Internet Protocol is used for the bulk of data transfer across a network, but we often overlook the fact that only so much data can fit on the wire at a time. In order to address these lower layer limitations, IP features a technology called fragmentation. IP fragmentation allows the protocol to break large amounts of data into chunks that can be sent across the wire and reassembled on the receiving system.
In this section, we'll look at a stream of data that has been fragmented by IP.
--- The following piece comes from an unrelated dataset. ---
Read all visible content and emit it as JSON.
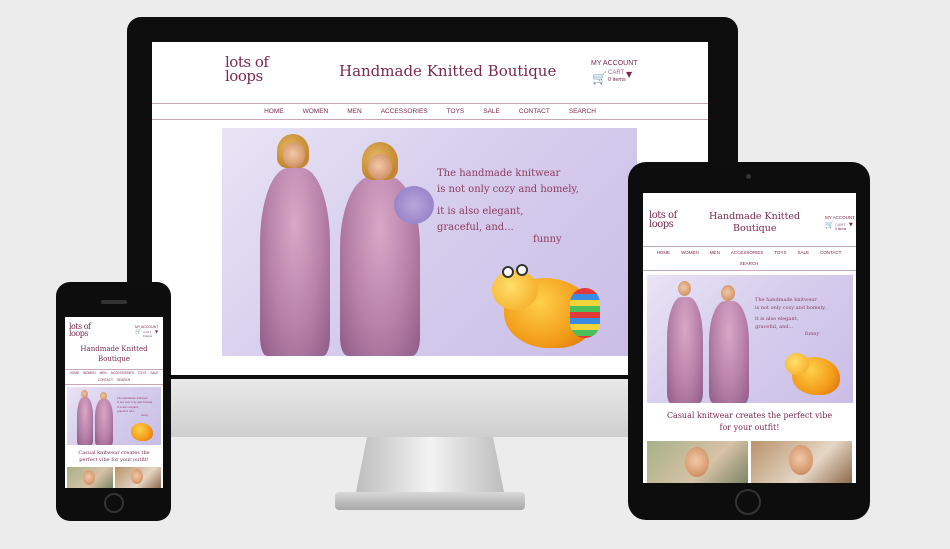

The trace file ipfragments.pcap consists of 24 packets that show a ping request and response. From our previous experience, we know that a typical ICMP ping-and-response sequence only takes eight packets. Then why do we have so many ...